As is usually the case, the AICPA has been quite active in advocating on the profession’s behalf regarding tax policy. And we’ve had a couple of wins in the last year. A measure we backed changing the due dates by which certain tax returns must be filed was signed into law last July. And in December, the President approved the temporary or permanent extension of more than 50 provisions in the Internal Revenue Code – known as tax extenders.
Looking ahead, we are actively monitoring proposals to regulate tax return preparers. In our view, Congress should give the Internal Revenue Service very specific authority needed to deal with unethical or unqualified tax preparers.
In addition, the AICPA is a long-time advocate of implementing permanent disaster tax relief provisions. We believe Congress should provide fairness, certainty and consistency with tax relief that automatically applies once the President issues a disaster declaration. In September, we endorsed several disaster relief tax provisions that are contained in House and Senate legislation.
We also are working as a profession, and through a coalition of like-minded groups, to remind lawmakers that we strongly oppose any limitation on the use of the cash basis method of accounting for tax purposes.
Last, but not least, is the issue of IRS taxpayer service. We are longtime supporters of giving the IRS sufficient funding to be responsive to the needs of taxpayers and tax advisers. Congress heard us and authorized an additional $290 million in funding for the IRS to address taxpayer service in the recently-enacted spending bill. It won’t solve the problem, but it’s a step in the right direction.
What is the AICPA’s Key Person Program?
The Key Person Program is a cooperative effort of the AICPA and the state CPA societies that was established to maintain regular and personal contact with each member of Congress. The program accomplishes this through the development and maintenance of a cadre of politically-sophisticated and knowledgeable members from coast to coast with the ability to educate Representatives and Senators when quick action is needed on a legislative issue affecting the CPA profession.
It is a tremendously important grassroots program that supports the efforts of the AICPA’s Congressional and Political Affairs Team in Washington, D.C. You’re heard the phrase, “All politics is local.” Well, it’s true.
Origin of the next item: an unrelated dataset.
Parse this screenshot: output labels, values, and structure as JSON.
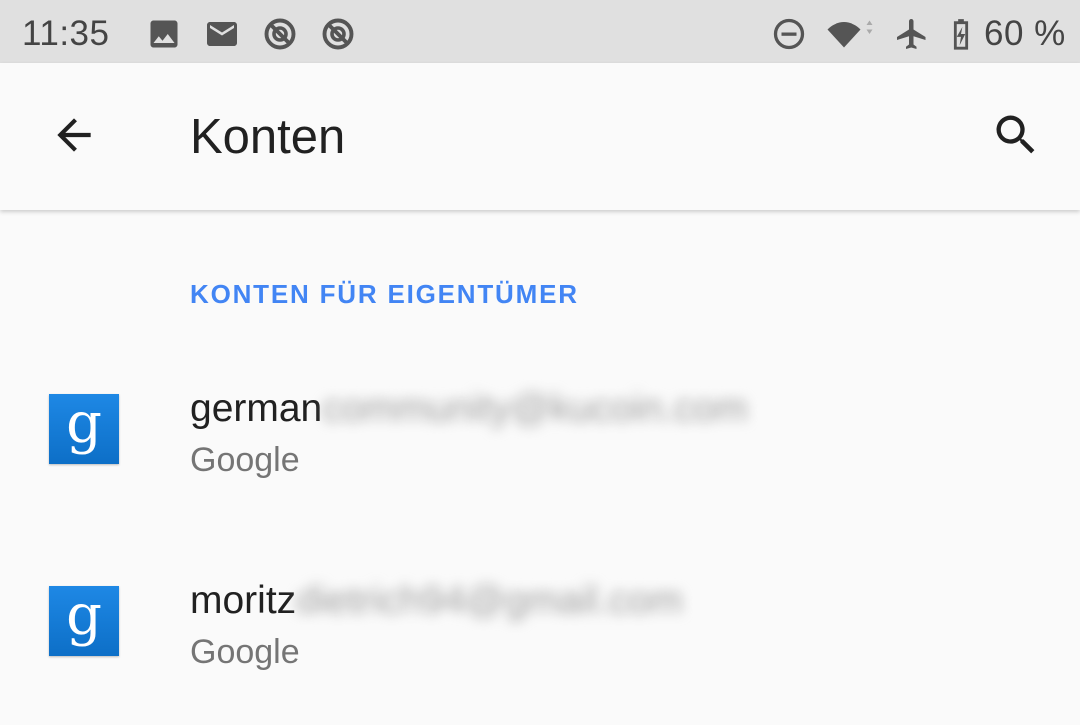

And by personalizing the profession’s views through a CPA constituent, we aim to localize the political impact of federal legislation and reinforce for members of Congress that the views expressed by the AICPA’s legislative staff are representative of the views of CPAs and others in his or her district or state.
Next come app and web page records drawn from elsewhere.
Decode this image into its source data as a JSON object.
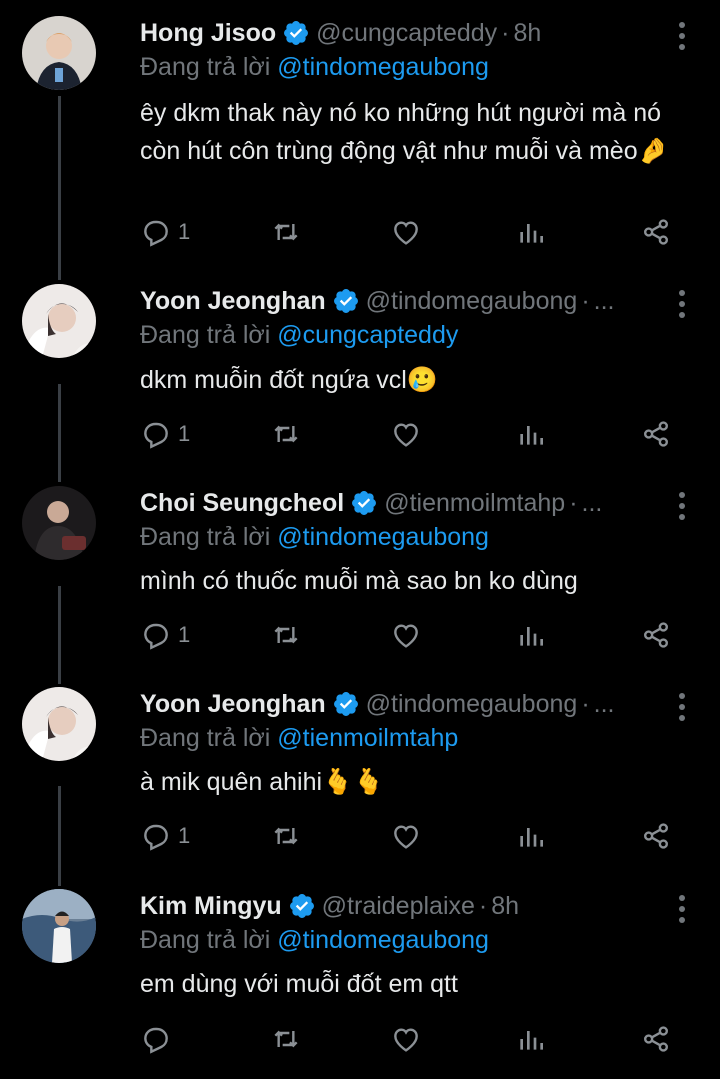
{
  "colors": {
    "background": "#000000",
    "text": "#e7e9ea",
    "muted": "#71767b",
    "accent": "#1d9bf0",
    "thread_line": "#3a3f45"
  },
  "labels": {
    "replying_to": "Đang trả lời"
  },
  "icons": {
    "reply": "reply-icon",
    "retweet": "retweet-icon",
    "like": "heart-icon",
    "views": "views-chart-icon",
    "share": "share-icon",
    "verified": "verified-badge-icon",
    "more": "more-options-icon"
  },
  "tweets": [
    {
      "name": "Hong Jisoo",
      "handle": "@cungcapteddy",
      "dot": "·",
      "time": "8h",
      "reply_to": "@tindomegaubong",
      "text": "êy dkm thak này nó ko những hút người mà nó còn hút côn trùng động vật như muỗi và mèo🤌",
      "reply_count": "1"
    },
    {
      "name": "Yoon Jeonghan",
      "handle": "@tindomegaubong",
      "dot": "·",
      "time": "...",
      "reply_to": "@cungcapteddy",
      "text": "dkm muỗin đốt ngứa vcl🥲",
      "reply_count": "1"
    },
    {
      "name": "Choi Seungcheol",
      "handle": "@tienmoilmtahp",
      "dot": "·",
      "time": "...",
      "reply_to": "@tindomegaubong",
      "text": "mình có thuốc muỗi mà sao bn ko dùng",
      "reply_count": "1"
    },
    {
      "name": "Yoon Jeonghan",
      "handle": "@tindomegaubong",
      "dot": "·",
      "time": "...",
      "reply_to": "@tienmoilmtahp",
      "text": "à mik quên ahihi🫰🫰",
      "reply_count": "1"
    },
    {
      "name": "Kim Mingyu",
      "handle": "@traideplaixe",
      "dot": "·",
      "time": "8h",
      "reply_to": "@tindomegaubong",
      "text": "em dùng với muỗi đốt em qtt",
      "reply_count": ""
    }
  ]
}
Needless to say, Key Persons should be well versed in all legislative and political issues affecting the profession. In a sense, each Key Person is a lobbyist who must be able to communicate the AICPA’s positions to members of Congress clearly and understandably. We keep Key Persons up-to-date through the Advocacy Center. When issues arise where timely contact and feedback are needed, Federal Legislative Action Alerts are sent to Key Persons (generally via email). To learn more about the Institute’s Key Person Program, contact Vicki Simmons at email@example.com.